::: Source information :::
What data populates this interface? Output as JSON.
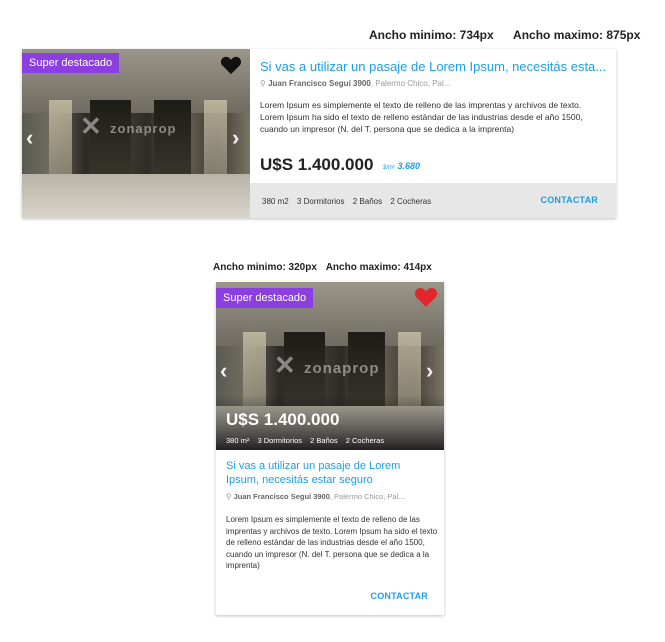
{
  "header_limits": {
    "wide_min": "Ancho minimo: 734px",
    "wide_max": "Ancho maximo: 875px",
    "narrow_min": "Ancho minimo: 320px",
    "narrow_max": "Ancho maximo: 414px"
  },
  "listing": {
    "badge": "Super destacado",
    "watermark": "zonaprop",
    "title_truncated": "Si vas a utilizar un pasaje de Lorem Ipsum, necesitás esta...",
    "title_full": "Si vas a utilizar un pasaje de Lorem Ipsum, necesitás estar seguro",
    "address_bold": "Juan Francisco Seguí 3900",
    "address_rest": ", Palermo Chico, Pal...",
    "description": "Lorem Ipsum es simplemente el texto de relleno de las imprentas y archivos de texto. Lorem Ipsum ha sido el texto de relleno estándar de las industrias desde el año 1500, cuando un impresor (N. del T. persona que se dedica a la imprenta)",
    "price": "U$S 1.400.000",
    "price_per_m2_unit": "$/m²",
    "price_per_m2_value": "3.680",
    "features": {
      "area_wide": "380 m2",
      "area_narrow": "380 m²",
      "bedrooms": "3 Dormitorios",
      "bathrooms": "2 Baños",
      "garages": "2 Cocheras"
    },
    "contact_label": "CONTACTAR"
  },
  "icons": {
    "location": "location-pin-icon",
    "heart": "heart-icon",
    "prev": "chevron-left-icon",
    "next": "chevron-right-icon"
  },
  "colors": {
    "badge": "#8b3fe0",
    "link": "#1aa0e6",
    "heart_wide": "#111111",
    "heart_narrow": "#e3262b",
    "footer_bg": "#e7e7e7"
  }
}
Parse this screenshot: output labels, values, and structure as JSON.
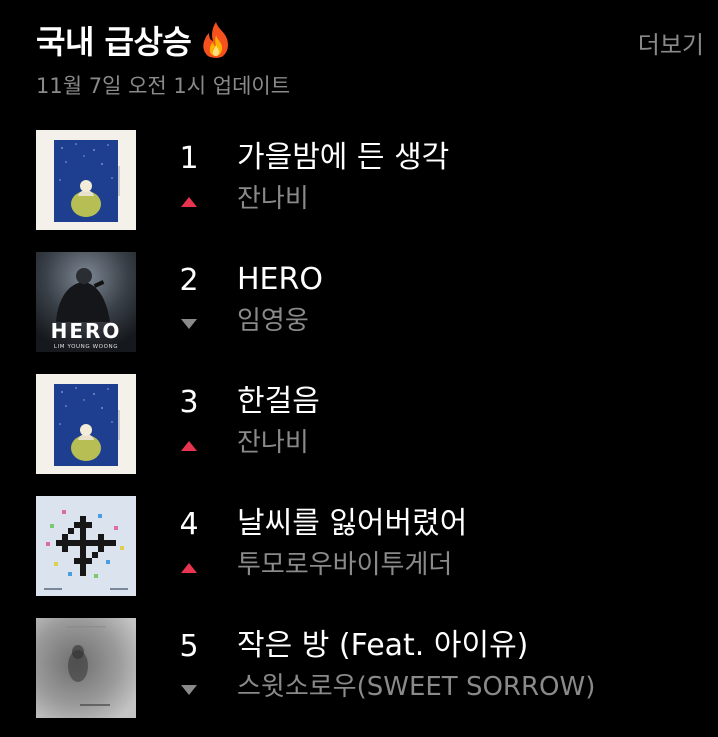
{
  "header": {
    "title": "국내 급상승",
    "title_icon": "fire-icon",
    "more_label": "더보기",
    "updated": "11월 7일 오전 1시 업데이트"
  },
  "colors": {
    "background": "#000000",
    "text_primary": "#ffffff",
    "text_secondary": "#8a8a8a",
    "trend_up": "#e8344e",
    "trend_down": "#8a8a8a"
  },
  "chart": [
    {
      "rank": "1",
      "title": "가을밤에 든 생각",
      "artist": "잔나비",
      "trend": "up",
      "trend_icon": "triangle-up-icon",
      "cover": "janabi-cover"
    },
    {
      "rank": "2",
      "title": "HERO",
      "artist": "임영웅",
      "trend": "down",
      "trend_icon": "triangle-down-icon",
      "cover": "hero-cover",
      "cover_text": "HERO",
      "cover_subtext": "LIM YOUNG WOONG"
    },
    {
      "rank": "3",
      "title": "한걸음",
      "artist": "잔나비",
      "trend": "up",
      "trend_icon": "triangle-up-icon",
      "cover": "janabi-cover"
    },
    {
      "rank": "4",
      "title": "날씨를 잃어버렸어",
      "artist": "투모로우바이투게더",
      "trend": "up",
      "trend_icon": "triangle-up-icon",
      "cover": "txt-cover"
    },
    {
      "rank": "5",
      "title": "작은 방 (Feat. 아이유)",
      "artist": "스윗소로우(SWEET SORROW)",
      "trend": "down",
      "trend_icon": "triangle-down-icon",
      "cover": "sweetsorrow-cover"
    }
  ]
}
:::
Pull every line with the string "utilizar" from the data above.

Result of this task:
    "title_truncated": "Si vas a utilizar un pasaje de Lorem Ipsum, necesitás esta...",
    "title_full": "Si vas a utilizar un pasaje de Lorem Ipsum, necesitás estar seguro",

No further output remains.